TASK PROMPT:
What lines of the data below hold the string "Computer"? Copy each one.

[[ SOURCE INFORMATION open ]]

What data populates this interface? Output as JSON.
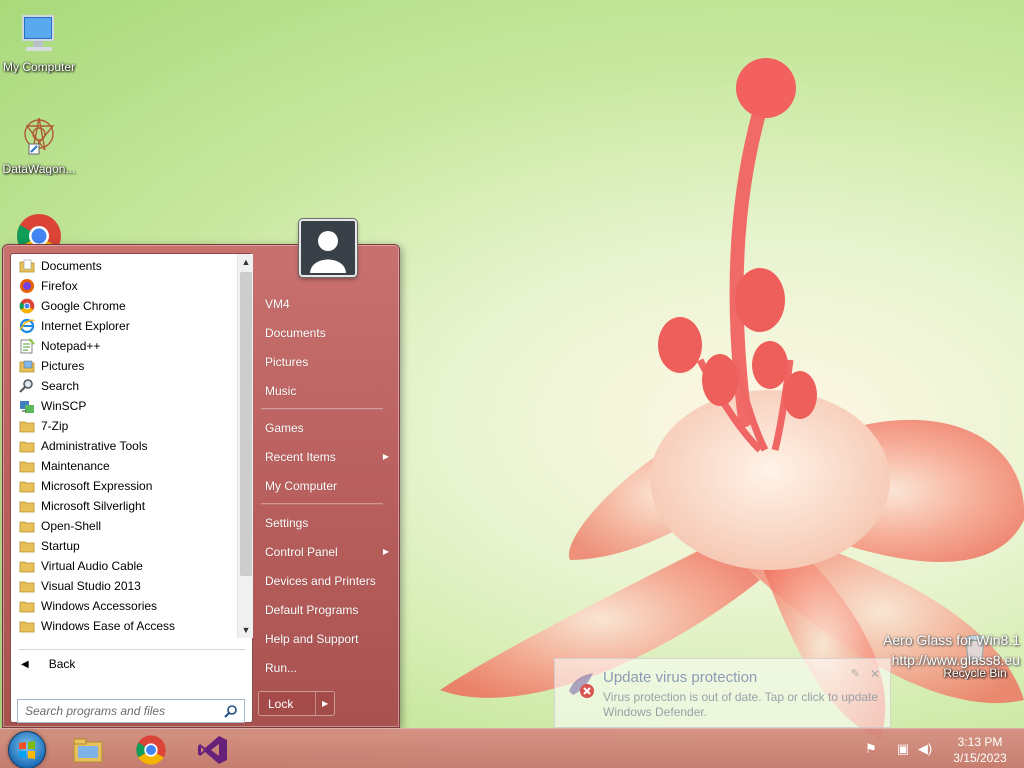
{
  "desktop": {
    "icons": [
      {
        "label": "My Computer"
      },
      {
        "label": "DataWagon..."
      },
      {
        "label": "Recycle Bin"
      }
    ],
    "watermark": {
      "line1": "Aero Glass for Win8.1",
      "line2": "http://www.glass8.eu"
    }
  },
  "start_menu": {
    "programs": [
      {
        "label": "Documents",
        "icon": "documents-icon"
      },
      {
        "label": "Firefox",
        "icon": "firefox-icon"
      },
      {
        "label": "Google Chrome",
        "icon": "chrome-icon"
      },
      {
        "label": "Internet Explorer",
        "icon": "ie-icon"
      },
      {
        "label": "Notepad++",
        "icon": "notepadpp-icon"
      },
      {
        "label": "Pictures",
        "icon": "pictures-icon"
      },
      {
        "label": "Search",
        "icon": "search-icon"
      },
      {
        "label": "WinSCP",
        "icon": "winscp-icon"
      },
      {
        "label": "7-Zip",
        "icon": "folder-icon"
      },
      {
        "label": "Administrative Tools",
        "icon": "folder-icon"
      },
      {
        "label": "Maintenance",
        "icon": "folder-icon"
      },
      {
        "label": "Microsoft Expression",
        "icon": "folder-icon"
      },
      {
        "label": "Microsoft Silverlight",
        "icon": "folder-icon"
      },
      {
        "label": "Open-Shell",
        "icon": "folder-icon"
      },
      {
        "label": "Startup",
        "icon": "folder-icon"
      },
      {
        "label": "Virtual Audio Cable",
        "icon": "folder-icon"
      },
      {
        "label": "Visual Studio 2013",
        "icon": "folder-icon"
      },
      {
        "label": "Windows Accessories",
        "icon": "folder-icon"
      },
      {
        "label": "Windows Ease of Access",
        "icon": "folder-icon"
      }
    ],
    "back_label": "Back",
    "search_placeholder": "Search programs and files",
    "right_items": {
      "user": "VM4",
      "documents": "Documents",
      "pictures": "Pictures",
      "music": "Music",
      "games": "Games",
      "recent_items": "Recent Items",
      "my_computer": "My Computer",
      "settings": "Settings",
      "control_panel": "Control Panel",
      "devices_printers": "Devices and Printers",
      "default_programs": "Default Programs",
      "help_support": "Help and Support",
      "run": "Run..."
    },
    "lock_label": "Lock"
  },
  "notification": {
    "title": "Update virus protection",
    "body": "Virus protection is out of date. Tap or click to update Windows Defender."
  },
  "taskbar": {
    "clock_time": "3:13 PM",
    "clock_date": "3/15/2023"
  }
}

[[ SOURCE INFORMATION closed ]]

YOUR SOLUTION:
        "label": "My Computer"
      "my_computer": "My Computer",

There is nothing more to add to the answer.